• Goal of the exercise: Please retype all of the entries that follow, leaving the images out.

• Provided material:
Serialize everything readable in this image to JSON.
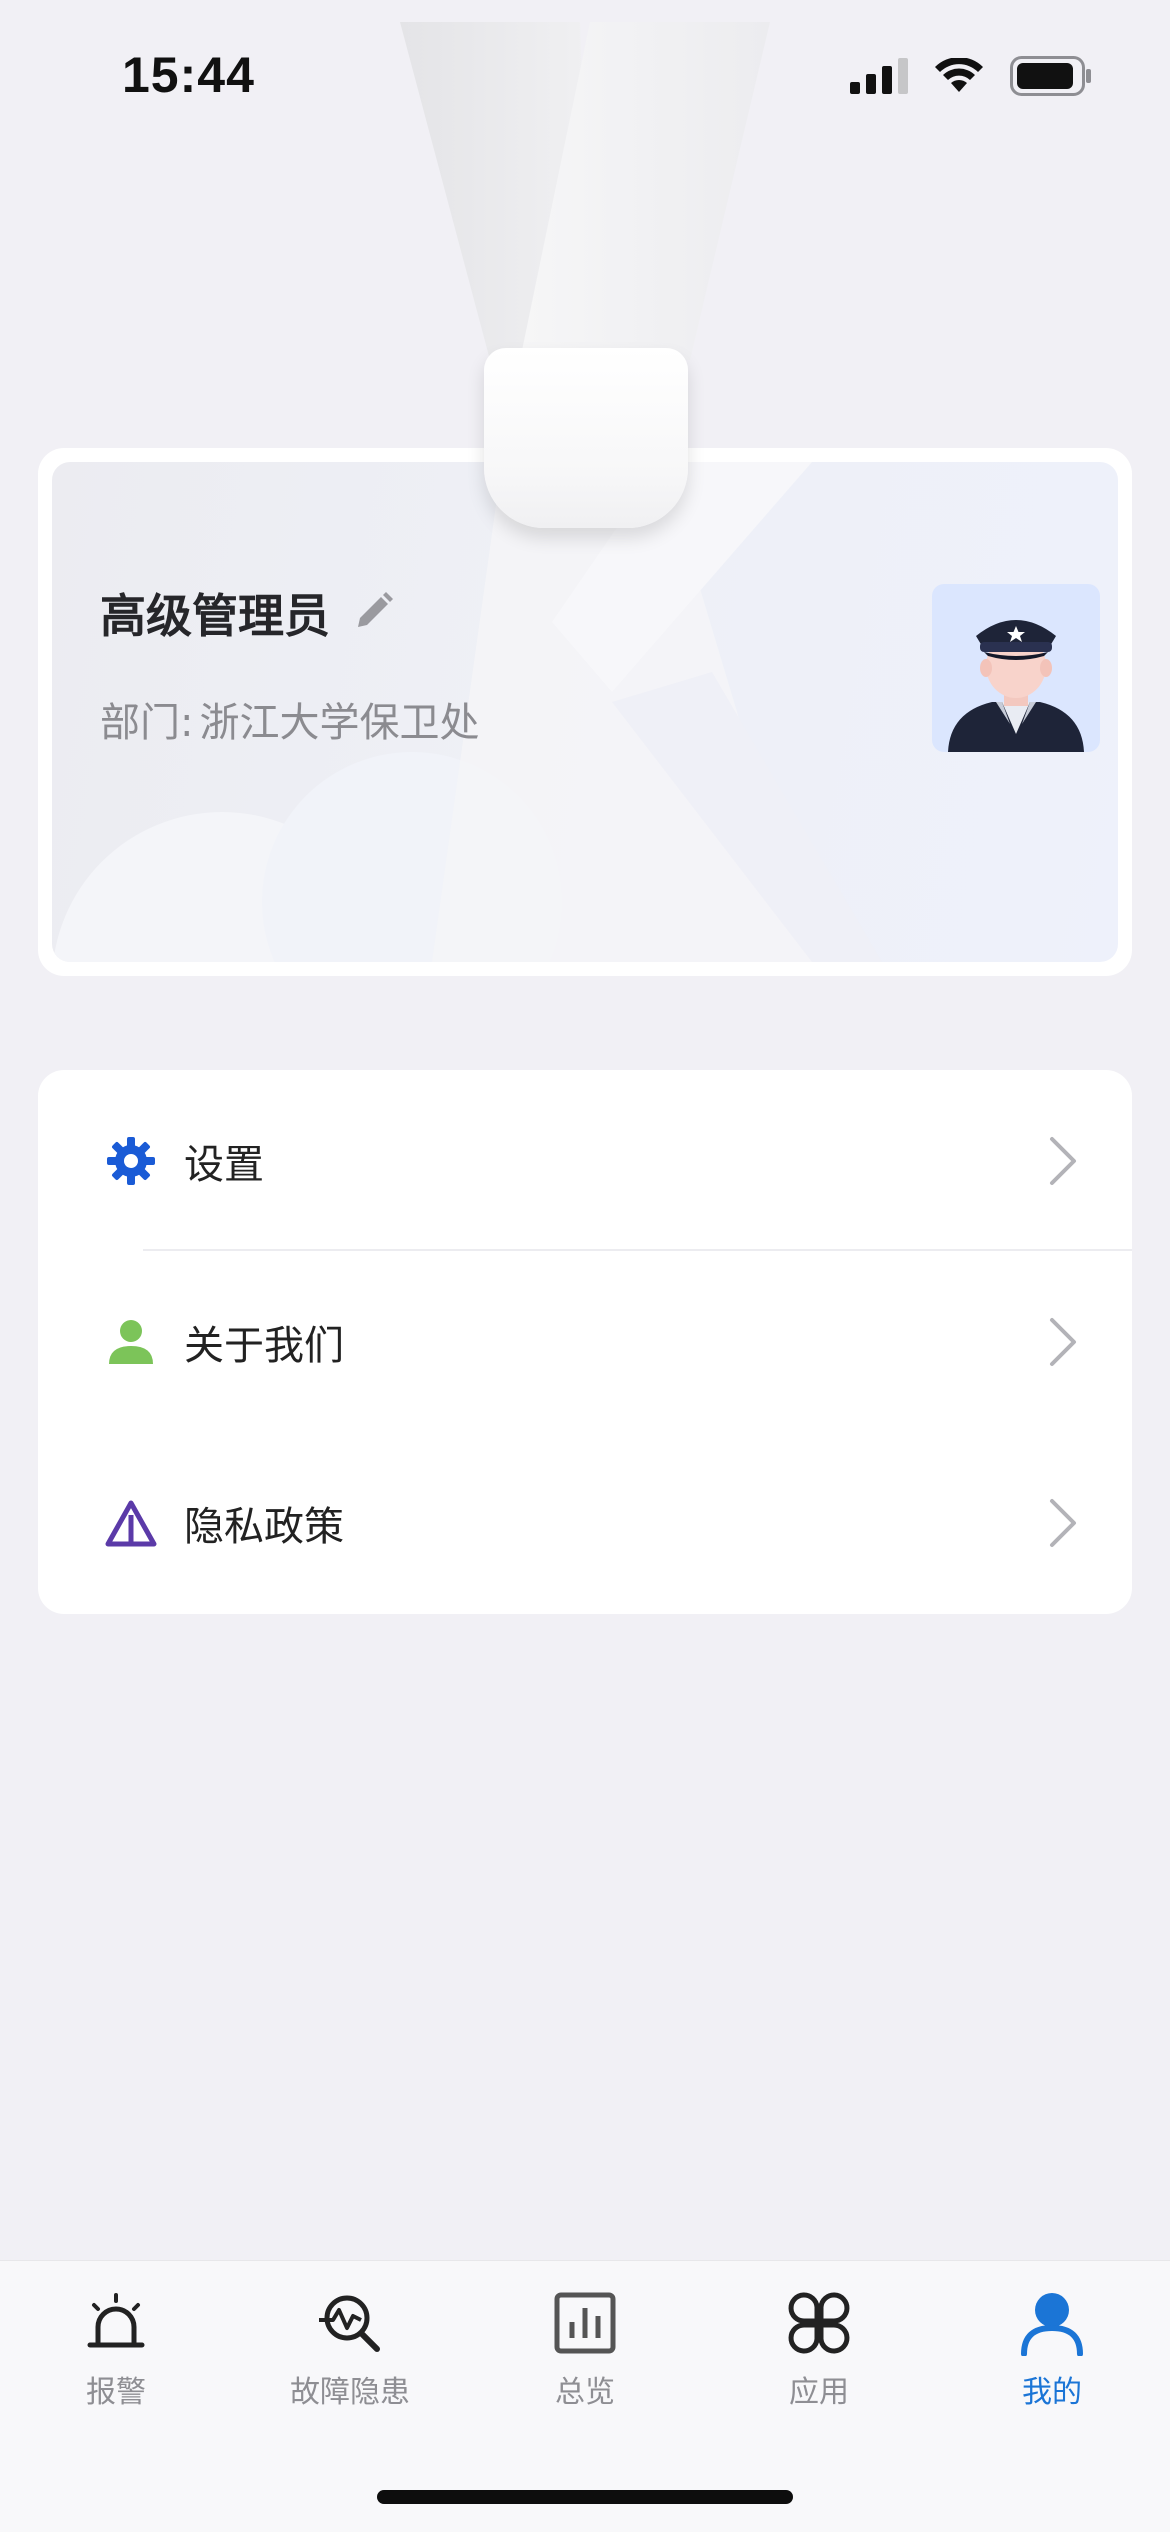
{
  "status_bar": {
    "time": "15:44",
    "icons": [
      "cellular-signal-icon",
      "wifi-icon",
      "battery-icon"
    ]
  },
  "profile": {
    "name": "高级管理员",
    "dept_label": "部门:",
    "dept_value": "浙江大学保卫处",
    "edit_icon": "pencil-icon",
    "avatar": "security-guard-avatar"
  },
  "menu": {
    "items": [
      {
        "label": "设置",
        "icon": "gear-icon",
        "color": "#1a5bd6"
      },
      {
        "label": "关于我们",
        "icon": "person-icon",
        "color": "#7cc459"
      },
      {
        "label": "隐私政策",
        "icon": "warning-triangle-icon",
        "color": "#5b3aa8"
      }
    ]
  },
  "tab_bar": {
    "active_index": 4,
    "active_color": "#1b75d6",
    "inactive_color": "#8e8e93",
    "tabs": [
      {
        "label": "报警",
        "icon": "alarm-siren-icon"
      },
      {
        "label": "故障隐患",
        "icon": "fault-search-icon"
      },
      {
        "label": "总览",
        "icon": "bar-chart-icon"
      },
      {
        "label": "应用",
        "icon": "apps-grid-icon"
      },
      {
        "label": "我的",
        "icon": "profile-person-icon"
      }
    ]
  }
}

• Reply:
Serialize everything readable in this image to JSON.
{
  "status_bar": {
    "time": "15:44",
    "icons": [
      "cellular-signal-icon",
      "wifi-icon",
      "battery-icon"
    ]
  },
  "profile": {
    "name": "高级管理员",
    "dept_label": "部门:",
    "dept_value": "浙江大学保卫处",
    "edit_icon": "pencil-icon",
    "avatar": "security-guard-avatar"
  },
  "menu": {
    "items": [
      {
        "label": "设置",
        "icon": "gear-icon",
        "color": "#1a5bd6"
      },
      {
        "label": "关于我们",
        "icon": "person-icon",
        "color": "#7cc459"
      },
      {
        "label": "隐私政策",
        "icon": "warning-triangle-icon",
        "color": "#5b3aa8"
      }
    ]
  },
  "tab_bar": {
    "active_index": 4,
    "active_color": "#1b75d6",
    "inactive_color": "#8e8e93",
    "tabs": [
      {
        "label": "报警",
        "icon": "alarm-siren-icon"
      },
      {
        "label": "故障隐患",
        "icon": "fault-search-icon"
      },
      {
        "label": "总览",
        "icon": "bar-chart-icon"
      },
      {
        "label": "应用",
        "icon": "apps-grid-icon"
      },
      {
        "label": "我的",
        "icon": "profile-person-icon"
      }
    ]
  }
}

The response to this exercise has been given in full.